## [RECORD SET]
######
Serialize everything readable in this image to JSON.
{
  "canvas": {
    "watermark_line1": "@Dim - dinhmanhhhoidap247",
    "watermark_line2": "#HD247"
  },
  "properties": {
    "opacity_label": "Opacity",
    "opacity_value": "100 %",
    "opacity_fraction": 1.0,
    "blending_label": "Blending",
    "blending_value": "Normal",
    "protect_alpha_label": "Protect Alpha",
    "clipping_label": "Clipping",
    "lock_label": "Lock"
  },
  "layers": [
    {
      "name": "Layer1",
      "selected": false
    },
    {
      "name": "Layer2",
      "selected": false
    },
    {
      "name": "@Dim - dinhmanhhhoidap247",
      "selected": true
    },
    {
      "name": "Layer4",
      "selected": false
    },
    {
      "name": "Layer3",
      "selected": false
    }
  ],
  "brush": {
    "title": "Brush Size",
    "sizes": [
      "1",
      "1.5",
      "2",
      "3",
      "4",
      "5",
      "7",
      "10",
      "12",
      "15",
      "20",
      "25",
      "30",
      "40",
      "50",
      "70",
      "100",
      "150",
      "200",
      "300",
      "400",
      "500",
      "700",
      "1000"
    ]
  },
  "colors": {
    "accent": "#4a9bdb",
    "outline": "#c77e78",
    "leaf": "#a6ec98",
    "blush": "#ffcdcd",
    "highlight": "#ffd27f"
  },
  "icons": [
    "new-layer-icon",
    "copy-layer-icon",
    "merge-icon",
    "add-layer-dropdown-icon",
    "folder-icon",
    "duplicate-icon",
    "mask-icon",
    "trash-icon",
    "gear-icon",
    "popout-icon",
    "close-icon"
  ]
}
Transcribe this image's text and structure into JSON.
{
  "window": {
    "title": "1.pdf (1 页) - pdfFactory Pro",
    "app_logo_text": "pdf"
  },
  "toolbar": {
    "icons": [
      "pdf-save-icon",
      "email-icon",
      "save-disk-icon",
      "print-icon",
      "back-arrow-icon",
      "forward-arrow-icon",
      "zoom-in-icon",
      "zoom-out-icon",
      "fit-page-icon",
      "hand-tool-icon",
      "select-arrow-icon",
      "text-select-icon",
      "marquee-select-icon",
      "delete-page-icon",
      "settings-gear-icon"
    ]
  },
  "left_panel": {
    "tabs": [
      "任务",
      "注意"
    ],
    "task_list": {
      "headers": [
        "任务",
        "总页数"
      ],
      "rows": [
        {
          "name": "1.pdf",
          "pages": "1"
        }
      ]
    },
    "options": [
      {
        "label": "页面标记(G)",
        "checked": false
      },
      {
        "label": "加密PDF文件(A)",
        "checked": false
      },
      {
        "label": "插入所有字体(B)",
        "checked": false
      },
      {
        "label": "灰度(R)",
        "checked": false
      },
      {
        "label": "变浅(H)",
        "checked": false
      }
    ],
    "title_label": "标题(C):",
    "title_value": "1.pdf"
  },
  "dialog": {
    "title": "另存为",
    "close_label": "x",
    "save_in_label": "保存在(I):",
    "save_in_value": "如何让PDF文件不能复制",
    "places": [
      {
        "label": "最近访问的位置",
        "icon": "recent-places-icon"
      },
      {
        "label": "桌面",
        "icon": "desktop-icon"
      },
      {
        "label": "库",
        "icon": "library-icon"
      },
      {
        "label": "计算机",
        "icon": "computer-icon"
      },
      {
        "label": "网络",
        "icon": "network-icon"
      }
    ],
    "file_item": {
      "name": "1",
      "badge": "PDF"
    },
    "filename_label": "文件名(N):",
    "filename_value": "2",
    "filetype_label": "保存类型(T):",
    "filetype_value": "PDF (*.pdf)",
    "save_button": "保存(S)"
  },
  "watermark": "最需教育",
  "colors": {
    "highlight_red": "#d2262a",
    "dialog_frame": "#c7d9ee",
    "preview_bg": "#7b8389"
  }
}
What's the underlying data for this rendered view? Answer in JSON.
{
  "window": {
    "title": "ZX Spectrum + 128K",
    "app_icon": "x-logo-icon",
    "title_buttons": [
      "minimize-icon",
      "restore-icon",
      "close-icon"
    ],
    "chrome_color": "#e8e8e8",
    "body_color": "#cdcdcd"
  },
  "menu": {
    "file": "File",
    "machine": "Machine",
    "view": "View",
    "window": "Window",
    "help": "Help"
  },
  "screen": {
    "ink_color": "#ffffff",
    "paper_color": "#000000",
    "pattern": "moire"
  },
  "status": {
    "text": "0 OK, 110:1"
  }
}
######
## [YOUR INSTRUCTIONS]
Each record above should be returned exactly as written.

## [PROBLEM SOLUTION]
Serialize everything readable in this image to JSON.
{
  "canvas": {
    "watermark_line1": "@Dim - dinhmanhhhoidap247",
    "watermark_line2": "#HD247"
  },
  "properties": {
    "opacity_label": "Opacity",
    "opacity_value": "100 %",
    "opacity_fraction": 1.0,
    "blending_label": "Blending",
    "blending_value": "Normal",
    "protect_alpha_label": "Protect Alpha",
    "clipping_label": "Clipping",
    "lock_label": "Lock"
  },
  "layers": [
    {
      "name": "Layer1",
      "selected": false
    },
    {
      "name": "Layer2",
      "selected": false
    },
    {
      "name": "@Dim - dinhmanhhhoidap247",
      "selected": true
    },
    {
      "name": "Layer4",
      "selected": false
    },
    {
      "name": "Layer3",
      "selected": false
    }
  ],
  "brush": {
    "title": "Brush Size",
    "sizes": [
      "1",
      "1.5",
      "2",
      "3",
      "4",
      "5",
      "7",
      "10",
      "12",
      "15",
      "20",
      "25",
      "30",
      "40",
      "50",
      "70",
      "100",
      "150",
      "200",
      "300",
      "400",
      "500",
      "700",
      "1000"
    ]
  },
  "colors": {
    "accent": "#4a9bdb",
    "outline": "#c77e78",
    "leaf": "#a6ec98",
    "blush": "#ffcdcd",
    "highlight": "#ffd27f"
  },
  "icons": [
    "new-layer-icon",
    "copy-layer-icon",
    "merge-icon",
    "add-layer-dropdown-icon",
    "folder-icon",
    "duplicate-icon",
    "mask-icon",
    "trash-icon",
    "gear-icon",
    "popout-icon",
    "close-icon"
  ]
}
Transcribe this image's text and structure into JSON.
{
  "window": {
    "title": "1.pdf (1 页) - pdfFactory Pro",
    "app_logo_text": "pdf"
  },
  "toolbar": {
    "icons": [
      "pdf-save-icon",
      "email-icon",
      "save-disk-icon",
      "print-icon",
      "back-arrow-icon",
      "forward-arrow-icon",
      "zoom-in-icon",
      "zoom-out-icon",
      "fit-page-icon",
      "hand-tool-icon",
      "select-arrow-icon",
      "text-select-icon",
      "marquee-select-icon",
      "delete-page-icon",
      "settings-gear-icon"
    ]
  },
  "left_panel": {
    "tabs": [
      "任务",
      "注意"
    ],
    "task_list": {
      "headers": [
        "任务",
        "总页数"
      ],
      "rows": [
        {
          "name": "1.pdf",
          "pages": "1"
        }
      ]
    },
    "options": [
      {
        "label": "页面标记(G)",
        "checked": false
      },
      {
        "label": "加密PDF文件(A)",
        "checked": false
      },
      {
        "label": "插入所有字体(B)",
        "checked": false
      },
      {
        "label": "灰度(R)",
        "checked": false
      },
      {
        "label": "变浅(H)",
        "checked": false
      }
    ],
    "title_label": "标题(C):",
    "title_value": "1.pdf"
  },
  "dialog": {
    "title": "另存为",
    "close_label": "x",
    "save_in_label": "保存在(I):",
    "save_in_value": "如何让PDF文件不能复制",
    "places": [
      {
        "label": "最近访问的位置",
        "icon": "recent-places-icon"
      },
      {
        "label": "桌面",
        "icon": "desktop-icon"
      },
      {
        "label": "库",
        "icon": "library-icon"
      },
      {
        "label": "计算机",
        "icon": "computer-icon"
      },
      {
        "label": "网络",
        "icon": "network-icon"
      }
    ],
    "file_item": {
      "name": "1",
      "badge": "PDF"
    },
    "filename_label": "文件名(N):",
    "filename_value": "2",
    "filetype_label": "保存类型(T):",
    "filetype_value": "PDF (*.pdf)",
    "save_button": "保存(S)"
  },
  "watermark": "最需教育",
  "colors": {
    "highlight_red": "#d2262a",
    "dialog_frame": "#c7d9ee",
    "preview_bg": "#7b8389"
  }
}
What's the underlying data for this rendered view? Answer in JSON.
{
  "window": {
    "title": "ZX Spectrum + 128K",
    "app_icon": "x-logo-icon",
    "title_buttons": [
      "minimize-icon",
      "restore-icon",
      "close-icon"
    ],
    "chrome_color": "#e8e8e8",
    "body_color": "#cdcdcd"
  },
  "menu": {
    "file": "File",
    "machine": "Machine",
    "view": "View",
    "window": "Window",
    "help": "Help"
  },
  "screen": {
    "ink_color": "#ffffff",
    "paper_color": "#000000",
    "pattern": "moire"
  },
  "status": {
    "text": "0 OK, 110:1"
  }
}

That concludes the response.